Energy and Commerce Committee,  Chairman Frank Pallone, Jr. (D-NJ), Press Release, Jan. 8, 2020.

Details Deep Decarbonization Strategies for Each Sector of the U.S. Economy within Committee’s Jurisdiction, and Novel Concepts for Achieving Nationwide Net-Zero Greenhouse Gas Pollution.

The CLEAN Future Act is a comprehensive proposal of sector-specific and economy-wide solutions to address the climate crisis. Critically, the CLEAN Future Act formally adopts the goal of achieving a 100 percent clean economy by 2050. According to the United Nations Intergovernmental Panel on Climate Change, avoiding the most catastrophic outcomes of climate change requires cutting carbon pollution to net-zero by 2050. The draft bill incorporates both proven and novel concepts, presenting a set of policy proposals that will put the U.S. on the path to a clean and prosperous economy.

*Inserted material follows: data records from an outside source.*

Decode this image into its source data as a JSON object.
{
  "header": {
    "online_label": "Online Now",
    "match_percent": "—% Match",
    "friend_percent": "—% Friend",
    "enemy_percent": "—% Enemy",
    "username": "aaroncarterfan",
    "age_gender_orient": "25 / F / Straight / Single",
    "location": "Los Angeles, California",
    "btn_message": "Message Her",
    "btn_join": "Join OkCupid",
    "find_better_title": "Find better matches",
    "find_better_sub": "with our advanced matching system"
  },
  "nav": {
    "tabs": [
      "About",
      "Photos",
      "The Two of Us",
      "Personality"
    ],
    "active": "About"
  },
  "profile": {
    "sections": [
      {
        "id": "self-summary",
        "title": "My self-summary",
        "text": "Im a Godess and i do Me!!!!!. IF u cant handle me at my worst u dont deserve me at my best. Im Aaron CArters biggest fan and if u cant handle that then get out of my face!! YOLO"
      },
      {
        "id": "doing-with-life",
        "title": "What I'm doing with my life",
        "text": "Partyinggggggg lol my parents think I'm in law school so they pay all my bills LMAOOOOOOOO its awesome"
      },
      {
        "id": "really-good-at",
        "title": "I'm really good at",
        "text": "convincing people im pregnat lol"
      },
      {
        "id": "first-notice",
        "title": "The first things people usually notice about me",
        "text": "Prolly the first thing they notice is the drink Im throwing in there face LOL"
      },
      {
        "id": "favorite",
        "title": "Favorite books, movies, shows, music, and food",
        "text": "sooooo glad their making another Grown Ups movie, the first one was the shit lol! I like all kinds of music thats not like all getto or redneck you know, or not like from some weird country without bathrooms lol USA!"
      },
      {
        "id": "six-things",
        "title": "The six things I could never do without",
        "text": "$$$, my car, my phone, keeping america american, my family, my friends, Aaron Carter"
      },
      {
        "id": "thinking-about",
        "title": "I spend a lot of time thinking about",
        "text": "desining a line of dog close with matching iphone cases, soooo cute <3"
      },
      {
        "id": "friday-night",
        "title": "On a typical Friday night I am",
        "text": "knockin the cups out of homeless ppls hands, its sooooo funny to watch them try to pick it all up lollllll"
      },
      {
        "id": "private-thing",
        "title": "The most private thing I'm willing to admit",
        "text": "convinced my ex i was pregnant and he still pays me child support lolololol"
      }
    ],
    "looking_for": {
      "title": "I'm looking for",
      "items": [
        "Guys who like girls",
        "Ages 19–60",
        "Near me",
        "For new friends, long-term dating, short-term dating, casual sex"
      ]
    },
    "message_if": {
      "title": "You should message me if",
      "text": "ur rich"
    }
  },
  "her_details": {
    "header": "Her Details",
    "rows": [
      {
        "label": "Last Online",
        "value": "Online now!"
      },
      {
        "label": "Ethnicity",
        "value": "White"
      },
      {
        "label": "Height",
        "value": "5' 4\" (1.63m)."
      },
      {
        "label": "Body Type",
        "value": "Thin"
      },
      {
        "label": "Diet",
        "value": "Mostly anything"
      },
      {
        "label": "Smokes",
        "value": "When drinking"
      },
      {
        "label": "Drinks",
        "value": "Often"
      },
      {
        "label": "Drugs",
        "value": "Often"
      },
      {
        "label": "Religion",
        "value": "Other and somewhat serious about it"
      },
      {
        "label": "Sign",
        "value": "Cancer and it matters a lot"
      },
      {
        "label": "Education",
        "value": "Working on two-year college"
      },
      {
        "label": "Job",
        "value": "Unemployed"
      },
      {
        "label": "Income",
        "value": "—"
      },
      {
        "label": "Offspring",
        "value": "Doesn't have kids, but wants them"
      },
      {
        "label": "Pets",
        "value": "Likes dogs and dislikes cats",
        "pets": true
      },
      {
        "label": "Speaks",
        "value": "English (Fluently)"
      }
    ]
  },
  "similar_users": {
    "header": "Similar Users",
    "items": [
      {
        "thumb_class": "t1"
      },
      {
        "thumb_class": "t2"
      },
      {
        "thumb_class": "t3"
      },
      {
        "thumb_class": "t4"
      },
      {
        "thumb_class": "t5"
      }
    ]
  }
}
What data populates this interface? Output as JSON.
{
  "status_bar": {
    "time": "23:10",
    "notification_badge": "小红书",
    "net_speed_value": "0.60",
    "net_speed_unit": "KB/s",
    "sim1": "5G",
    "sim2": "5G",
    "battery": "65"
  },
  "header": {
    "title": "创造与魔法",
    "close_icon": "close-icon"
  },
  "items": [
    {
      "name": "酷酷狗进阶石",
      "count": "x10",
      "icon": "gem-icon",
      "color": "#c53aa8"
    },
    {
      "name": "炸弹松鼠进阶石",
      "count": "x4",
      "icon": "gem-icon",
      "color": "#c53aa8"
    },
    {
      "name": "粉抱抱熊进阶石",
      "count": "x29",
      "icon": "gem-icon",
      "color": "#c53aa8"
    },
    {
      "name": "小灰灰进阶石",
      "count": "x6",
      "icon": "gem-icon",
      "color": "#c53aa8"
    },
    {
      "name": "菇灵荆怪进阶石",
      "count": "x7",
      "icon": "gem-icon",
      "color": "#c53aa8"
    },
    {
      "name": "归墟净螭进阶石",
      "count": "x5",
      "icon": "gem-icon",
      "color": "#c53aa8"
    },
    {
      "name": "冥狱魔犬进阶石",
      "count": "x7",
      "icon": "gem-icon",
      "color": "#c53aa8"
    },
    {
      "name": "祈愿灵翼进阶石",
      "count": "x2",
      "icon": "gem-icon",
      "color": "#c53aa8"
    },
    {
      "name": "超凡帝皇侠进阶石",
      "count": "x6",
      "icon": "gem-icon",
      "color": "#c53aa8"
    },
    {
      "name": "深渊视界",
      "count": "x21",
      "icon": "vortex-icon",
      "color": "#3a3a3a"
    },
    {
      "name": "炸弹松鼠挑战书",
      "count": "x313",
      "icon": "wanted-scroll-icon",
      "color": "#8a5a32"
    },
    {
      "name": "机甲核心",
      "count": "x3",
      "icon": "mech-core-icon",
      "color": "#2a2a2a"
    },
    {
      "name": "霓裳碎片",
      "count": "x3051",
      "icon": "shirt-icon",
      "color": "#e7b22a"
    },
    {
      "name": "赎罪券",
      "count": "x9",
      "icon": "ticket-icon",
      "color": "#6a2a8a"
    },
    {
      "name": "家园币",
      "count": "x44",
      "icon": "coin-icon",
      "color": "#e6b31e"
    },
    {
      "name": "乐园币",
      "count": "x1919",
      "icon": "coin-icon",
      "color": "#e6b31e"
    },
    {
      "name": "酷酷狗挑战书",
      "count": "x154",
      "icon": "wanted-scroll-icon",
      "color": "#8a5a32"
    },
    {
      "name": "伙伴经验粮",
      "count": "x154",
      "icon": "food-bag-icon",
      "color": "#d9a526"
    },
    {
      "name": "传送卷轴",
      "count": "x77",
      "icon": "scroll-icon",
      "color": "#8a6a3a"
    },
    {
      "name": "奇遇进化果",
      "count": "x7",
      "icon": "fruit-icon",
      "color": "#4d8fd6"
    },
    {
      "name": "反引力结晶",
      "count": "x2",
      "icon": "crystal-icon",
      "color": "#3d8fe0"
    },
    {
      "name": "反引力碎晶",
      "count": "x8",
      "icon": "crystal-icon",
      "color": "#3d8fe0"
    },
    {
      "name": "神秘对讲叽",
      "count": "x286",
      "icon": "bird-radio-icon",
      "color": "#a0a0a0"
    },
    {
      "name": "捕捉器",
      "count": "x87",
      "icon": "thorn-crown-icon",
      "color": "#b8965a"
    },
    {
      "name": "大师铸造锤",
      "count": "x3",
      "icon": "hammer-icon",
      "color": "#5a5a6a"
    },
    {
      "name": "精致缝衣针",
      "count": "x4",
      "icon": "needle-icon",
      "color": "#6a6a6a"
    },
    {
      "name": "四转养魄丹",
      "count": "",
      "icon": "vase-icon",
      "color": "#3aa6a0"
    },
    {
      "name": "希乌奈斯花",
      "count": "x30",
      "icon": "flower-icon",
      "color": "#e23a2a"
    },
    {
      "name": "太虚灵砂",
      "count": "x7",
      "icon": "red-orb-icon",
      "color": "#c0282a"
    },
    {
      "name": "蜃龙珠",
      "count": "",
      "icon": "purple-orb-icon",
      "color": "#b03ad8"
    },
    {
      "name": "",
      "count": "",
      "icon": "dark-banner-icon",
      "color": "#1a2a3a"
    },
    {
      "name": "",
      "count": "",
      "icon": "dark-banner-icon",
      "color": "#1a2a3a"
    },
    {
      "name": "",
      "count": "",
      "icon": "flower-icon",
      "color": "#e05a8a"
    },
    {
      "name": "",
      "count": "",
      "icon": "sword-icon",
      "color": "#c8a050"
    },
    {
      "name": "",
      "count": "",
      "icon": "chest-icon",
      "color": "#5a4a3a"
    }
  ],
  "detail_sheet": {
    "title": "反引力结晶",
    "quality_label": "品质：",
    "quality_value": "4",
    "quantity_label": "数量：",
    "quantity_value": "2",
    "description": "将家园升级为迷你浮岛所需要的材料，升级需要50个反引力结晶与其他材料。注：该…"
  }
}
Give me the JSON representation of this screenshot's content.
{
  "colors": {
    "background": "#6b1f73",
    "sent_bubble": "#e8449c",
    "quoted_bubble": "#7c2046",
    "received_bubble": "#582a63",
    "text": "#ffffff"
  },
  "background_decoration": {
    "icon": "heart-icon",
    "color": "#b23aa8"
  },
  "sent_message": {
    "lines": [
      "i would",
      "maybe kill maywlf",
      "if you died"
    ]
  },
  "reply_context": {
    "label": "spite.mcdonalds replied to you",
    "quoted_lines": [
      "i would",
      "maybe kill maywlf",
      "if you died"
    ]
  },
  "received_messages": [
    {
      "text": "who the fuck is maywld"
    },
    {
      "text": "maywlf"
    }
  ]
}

Democrats’ Green New Deal Becomes The CLEAN Future Act

Forbes, James Conca, Jan. 15, 2020.

“More detailed and reasonable than the Green New Deal proposal, this draft legislation incorporates both proven and novel concepts to lower emissions. The Act includes economy-wide policies that will empower states to lead the transition to a clean economy, provide investment in federal, state, local, and private sector clean economy transition efforts, train the clean economy workforce of the future, and integrate climate change into U.S. national security planning.”


CLEAN Future Act Is ‘Shameful’ and ‘Greenwashing,’ say Climate Justice Groups
the REALnews network, January 14, 2020.

Critics of the CLEAN Future Act cite both its 100% renewable energy by 2050 timeline for taking action and its lack of an explicit phaseout of fossil fuel production in the United States. An often-cited 2018 report by the United Nations Intergovernmental Panel on Climate Change stipulates that, by 2030, the world must see a 45% reduction in greenhouse gas emissions to avoid locking in some of the worst impacts of climate change. Another critique says the  legislation allows for a “technology-neutral” approach to electricity supply, depending on market mechanisms to offset emissions from carbon-intensive fuel sources, an approach long critiqued by climate justice advocates and even recently the United Nations.